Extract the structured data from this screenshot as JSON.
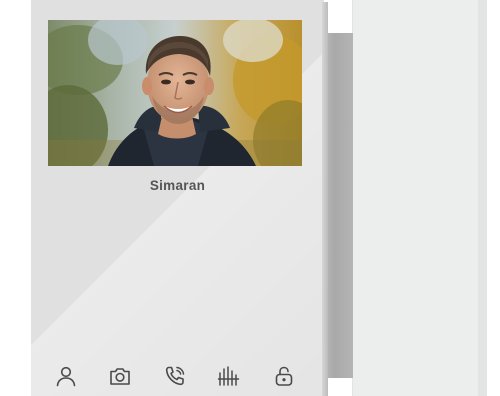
{
  "caller": {
    "name": "Simaran"
  },
  "toolbar": {
    "items": [
      {
        "icon": "user-icon"
      },
      {
        "icon": "camera-icon"
      },
      {
        "icon": "phone-icon"
      },
      {
        "icon": "volume-icon"
      },
      {
        "icon": "unlock-icon"
      }
    ]
  },
  "colors": {
    "device_body": "#e0e0e0",
    "icon_stroke": "#4a4a4a",
    "name_text": "#555555",
    "side_panel": "#eceded"
  }
}
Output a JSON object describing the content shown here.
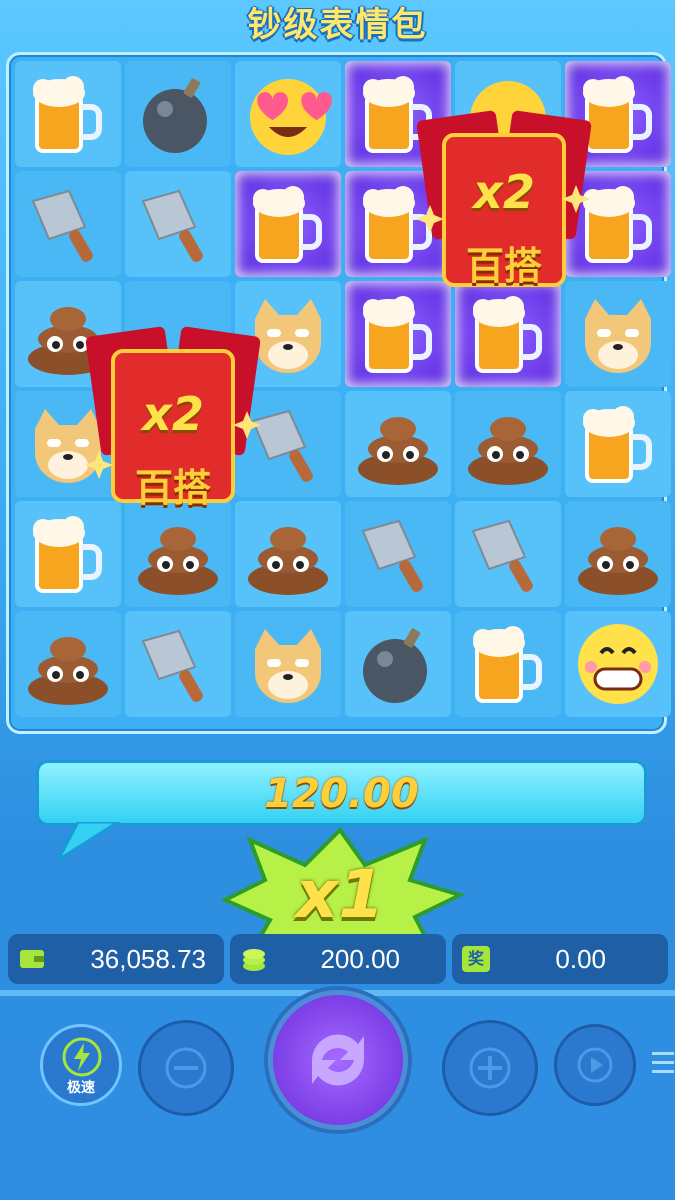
{
  "game": {
    "title": "钞级表情包"
  },
  "multiplier_badges": [
    {
      "text": "x2",
      "label": "百搭"
    },
    {
      "text": "x2",
      "label": "百搭"
    }
  ],
  "win": {
    "amount": "120.00"
  },
  "multiplier": {
    "text": "x1"
  },
  "stats": {
    "balance": "36,058.73",
    "bet": "200.00",
    "win": "0.00",
    "win_icon_label": "奖"
  },
  "controls": {
    "turbo_label": "极速",
    "minus_icon": "minus-icon",
    "spin_icon": "spin-icon",
    "plus_icon": "plus-icon",
    "autoplay_icon": "play-icon",
    "menu_icon": "menu-icon"
  },
  "colors": {
    "highlight": "#6a38e8",
    "accent": "#ffe24a",
    "bar": "#33d1f3"
  }
}
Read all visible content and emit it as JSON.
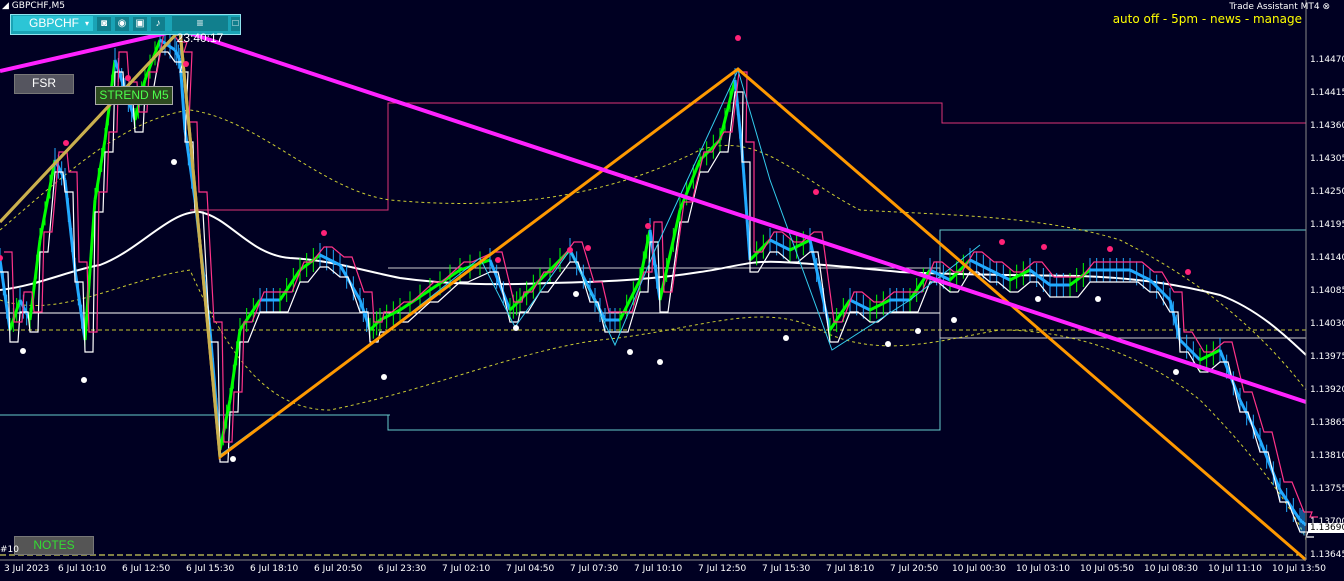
{
  "window": {
    "title": "GBPCHF,M5"
  },
  "toolbar": {
    "symbol": "GBPCHF",
    "time": "23:40:17"
  },
  "assistant": {
    "title": "Trade Assistant MT4",
    "status": "auto off - 5pm - news - manage"
  },
  "buttons": {
    "fsr": "FSR",
    "strend": "STREND M5",
    "notes": "NOTES"
  },
  "left_edge_label": "#10",
  "price_axis": {
    "labels": [
      "1.14470",
      "1.14415",
      "1.14360",
      "1.14305",
      "1.14250",
      "1.14195",
      "1.14140",
      "1.14085",
      "1.14030",
      "1.13975",
      "1.13920",
      "1.13865",
      "1.13810",
      "1.13755",
      "1.13700",
      "1.13645"
    ],
    "current_price": "1.13690"
  },
  "time_axis": {
    "labels": [
      "3 Jul 2023",
      "6 Jul 10:10",
      "6 Jul 12:50",
      "6 Jul 15:30",
      "6 Jul 18:10",
      "6 Jul 20:50",
      "6 Jul 23:30",
      "7 Jul 02:10",
      "7 Jul 04:50",
      "7 Jul 07:30",
      "7 Jul 10:10",
      "7 Jul 12:50",
      "7 Jul 15:30",
      "7 Jul 18:10",
      "7 Jul 20:50",
      "10 Jul 00:30",
      "10 Jul 03:10",
      "10 Jul 05:50",
      "10 Jul 08:30",
      "10 Jul 11:10",
      "10 Jul 13:50"
    ]
  },
  "colors": {
    "background": "#000022",
    "zigzag_major": "#ff9900",
    "trendline": "#ff22ff",
    "bull": "#00ff00",
    "bear": "#22aaff",
    "marker_top": "#ff2277",
    "marker_bottom": "#ffffff"
  }
}
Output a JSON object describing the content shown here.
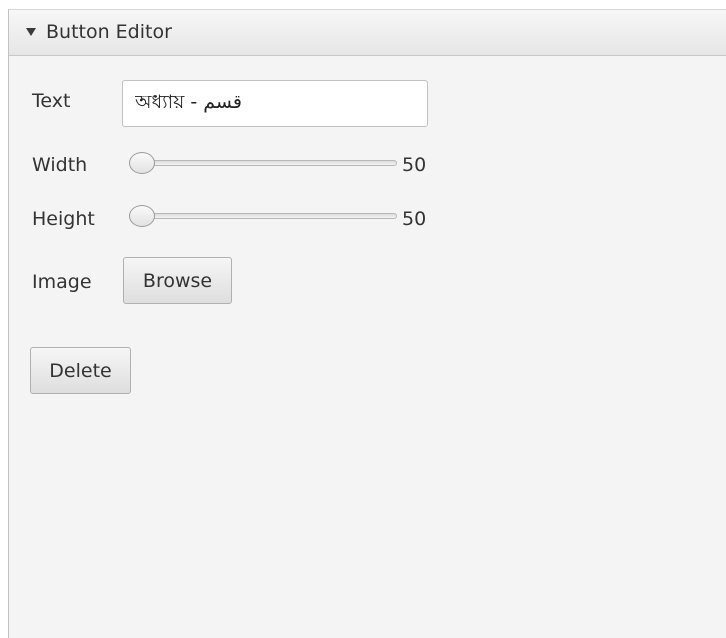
{
  "editor": {
    "title": "Button Editor",
    "text_label": "Text",
    "text_value": "অধ্যায় - قسم",
    "width_label": "Width",
    "width_value": 50,
    "width_value_text": "50",
    "height_label": "Height",
    "height_value": 50,
    "height_value_text": "50",
    "image_label": "Image",
    "browse_label": "Browse",
    "delete_label": "Delete"
  }
}
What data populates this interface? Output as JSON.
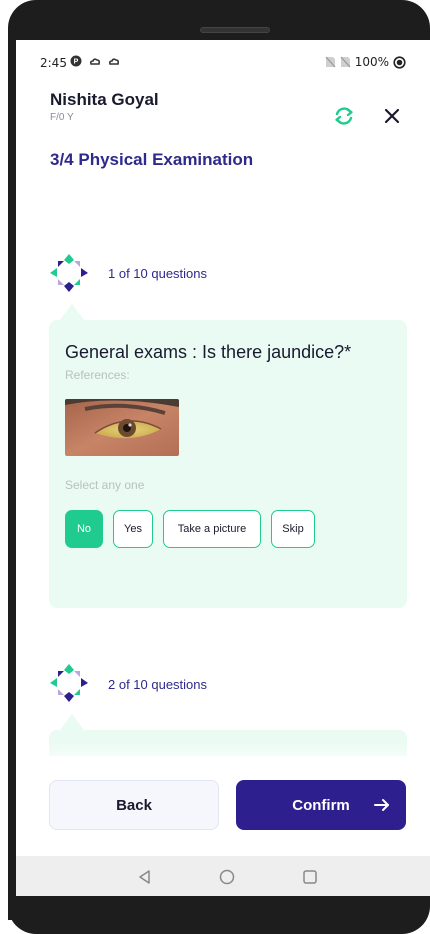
{
  "status_bar": {
    "time": "2:45",
    "battery": "100%"
  },
  "header": {
    "patient_name": "Nishita Goyal",
    "patient_sub": "F/0 Y",
    "section_title": "3/4 Physical Examination"
  },
  "question1": {
    "count": "1 of 10 questions",
    "text": "General exams : Is there jaundice?*",
    "references_label": "References:",
    "select_label": "Select any one",
    "options": [
      "No",
      "Yes",
      "Take a picture",
      "Skip"
    ],
    "selected": "No"
  },
  "question2": {
    "count": "2 of 10 questions"
  },
  "footer": {
    "back_label": "Back",
    "confirm_label": "Confirm"
  },
  "colors": {
    "accent_green": "#1fcb8e",
    "card_bg": "#e9fbf2",
    "primary": "#2e1f8f",
    "title": "#2e2a8a"
  },
  "icons": {
    "sync": "sync-icon",
    "close": "close-icon",
    "arrow": "arrow-right-icon"
  }
}
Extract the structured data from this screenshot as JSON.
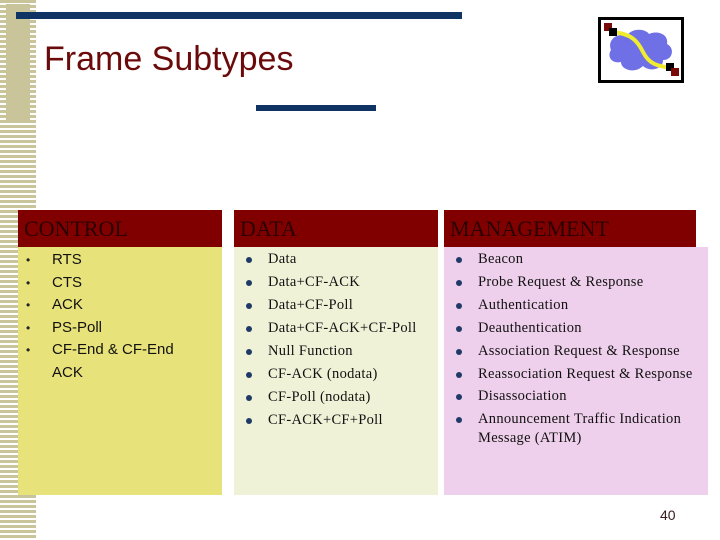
{
  "slide": {
    "title": "Frame Subtypes",
    "page_number": "40",
    "logo_icon": "network-cloud-link-icon"
  },
  "columns": [
    {
      "header": "CONTROL",
      "items": [
        "RTS",
        "CTS",
        "ACK",
        "PS-Poll",
        "CF-End & CF-End ACK"
      ]
    },
    {
      "header": "DATA",
      "items": [
        "Data",
        "Data+CF-ACK",
        "Data+CF-Poll",
        "Data+CF-ACK+CF-Poll",
        "Null Function",
        "CF-ACK (nodata)",
        "CF-Poll (nodata)",
        "CF-ACK+CF+Poll"
      ]
    },
    {
      "header": "MANAGEMENT",
      "items": [
        "Beacon",
        "Probe Request & Response",
        "Authentication",
        "Deauthentication",
        "Association Request & Response",
        "Reassociation Request & Response",
        "Disassociation",
        "Announcement Traffic Indication Message (ATIM)"
      ]
    }
  ],
  "colors": {
    "header_bg": "#800000",
    "control_bg": "#e8e27a",
    "data_bg": "#f0f2d8",
    "management_bg": "#efd0ec",
    "accent_bar": "#0f3464",
    "title_color": "#6b0a0a"
  }
}
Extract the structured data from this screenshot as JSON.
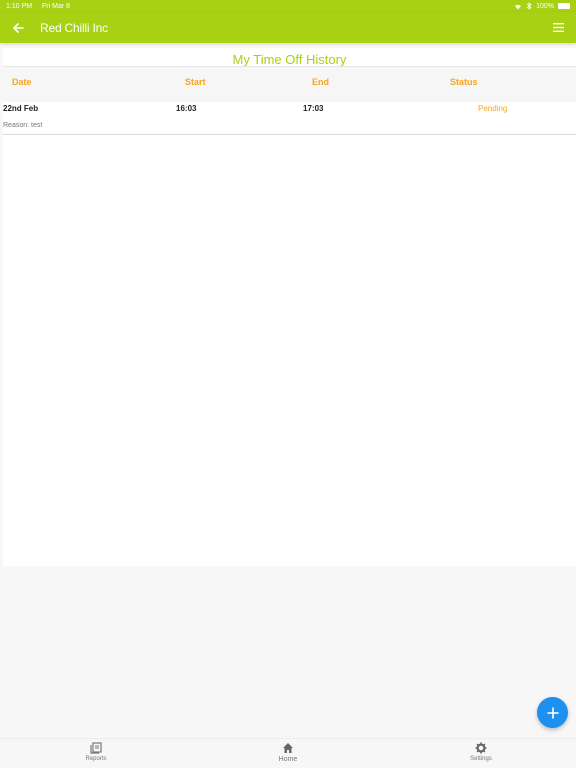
{
  "status_bar": {
    "time": "1:10 PM",
    "date": "Fri Mar 8",
    "battery": "100%"
  },
  "nav": {
    "title": "Red Chilli Inc"
  },
  "page": {
    "title": "My Time Off History"
  },
  "table": {
    "headers": {
      "date": "Date",
      "start": "Start",
      "end": "End",
      "status": "Status"
    },
    "rows": [
      {
        "date": "22nd Feb",
        "start": "16:03",
        "end": "17:03",
        "status": "Pending",
        "reason": "Reason: test"
      }
    ]
  },
  "fab": {
    "icon": "plus-icon"
  },
  "tabs": [
    {
      "label": "Reports",
      "icon": "reports-icon"
    },
    {
      "label": "Home",
      "icon": "home-icon"
    },
    {
      "label": "Settings",
      "icon": "gear-icon"
    }
  ],
  "colors": {
    "accent": "#a8d113",
    "status": "#f5a524",
    "fab": "#1e90f0"
  }
}
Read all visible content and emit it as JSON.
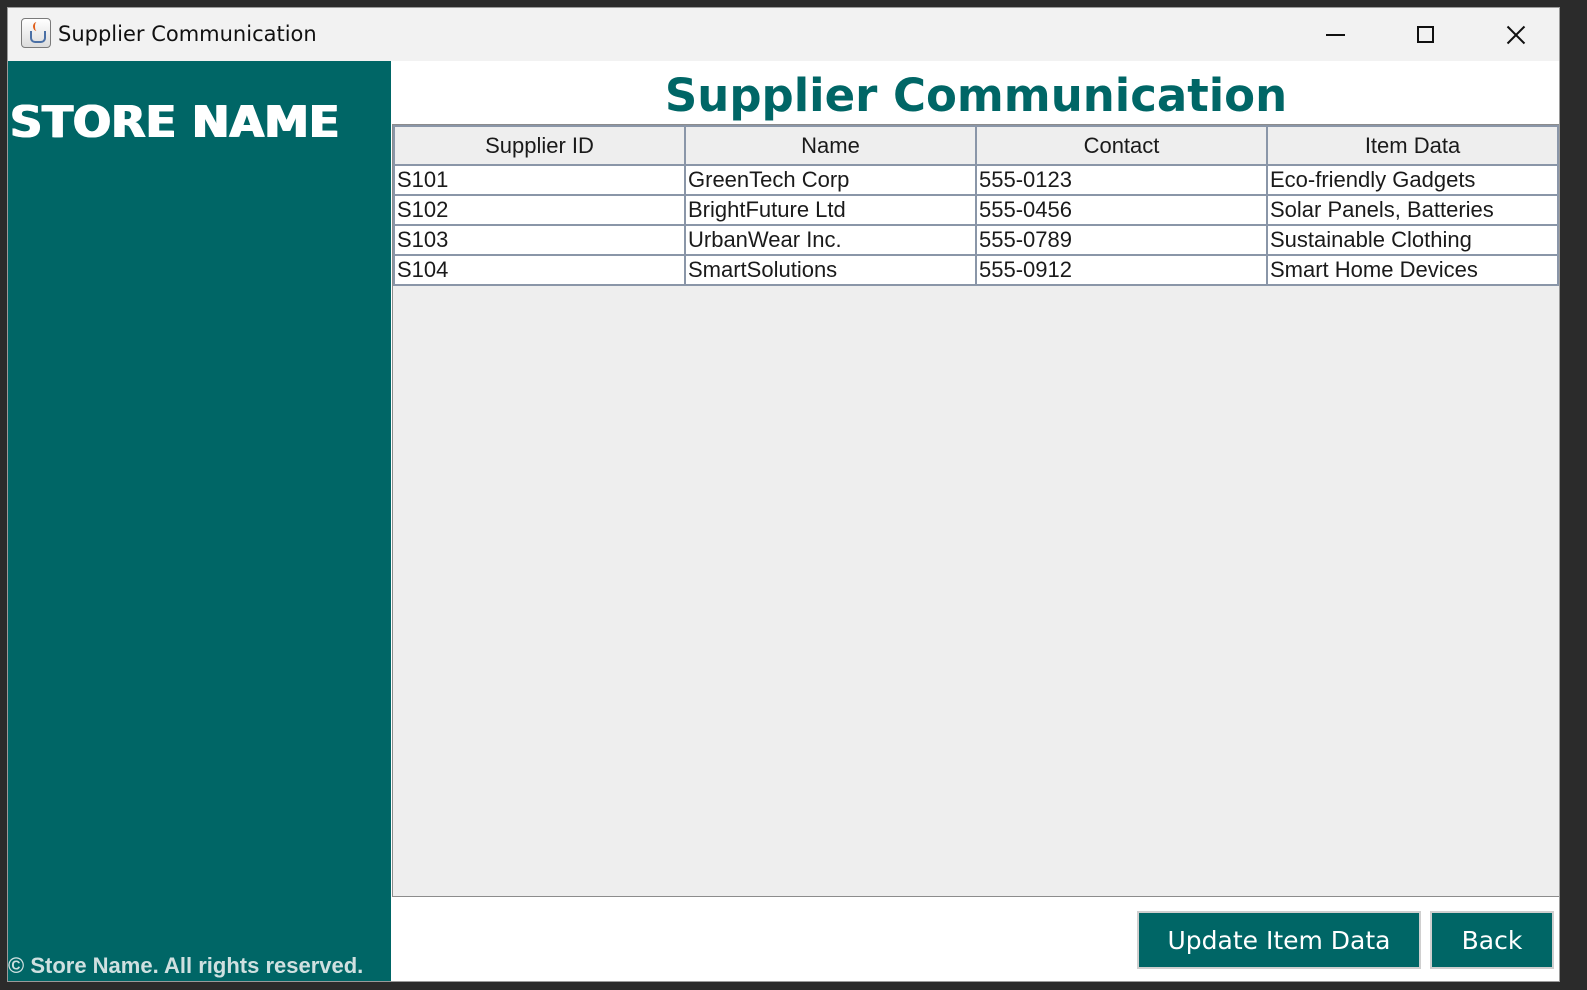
{
  "window": {
    "title": "Supplier Communication",
    "controls": [
      "minimize",
      "maximize",
      "close"
    ]
  },
  "sidebar": {
    "store_name": "STORE NAME",
    "footer": "© Store Name. All rights reserved."
  },
  "main": {
    "title": "Supplier Communication",
    "table": {
      "columns": [
        "Supplier ID",
        "Name",
        "Contact",
        "Item Data"
      ],
      "rows": [
        [
          "S101",
          "GreenTech Corp",
          "555-0123",
          "Eco-friendly Gadgets"
        ],
        [
          "S102",
          "BrightFuture Ltd",
          "555-0456",
          "Solar Panels, Batteries"
        ],
        [
          "S103",
          "UrbanWear Inc.",
          "555-0789",
          "Sustainable Clothing"
        ],
        [
          "S104",
          "SmartSolutions",
          "555-0912",
          "Smart Home Devices"
        ]
      ]
    },
    "buttons": {
      "update_label": "Update Item Data",
      "back_label": "Back"
    }
  },
  "colors": {
    "accent": "#006666",
    "table_border": "#8a96a8",
    "table_background": "#eeeeee"
  },
  "icons": {
    "app": "java-cup-icon",
    "minimize": "minimize-icon",
    "maximize": "maximize-icon",
    "close": "close-icon"
  }
}
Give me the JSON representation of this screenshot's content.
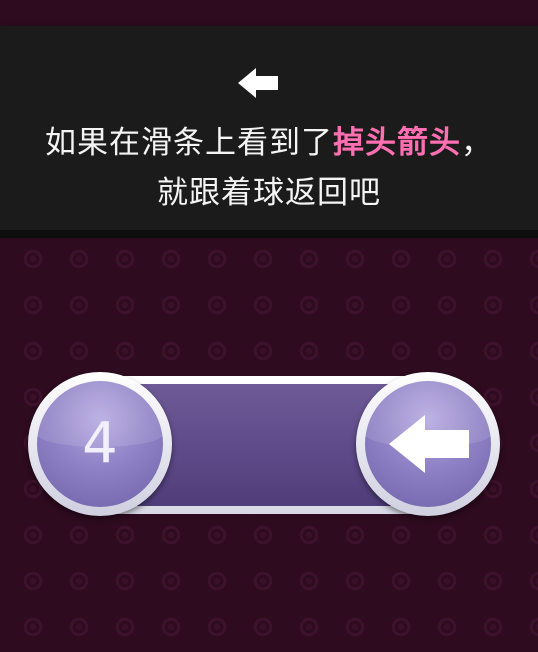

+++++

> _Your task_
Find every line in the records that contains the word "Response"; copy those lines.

> _Output_
        "Probe Request & Response",
        "Association Request & Response",
        "Reassociation Request & Response",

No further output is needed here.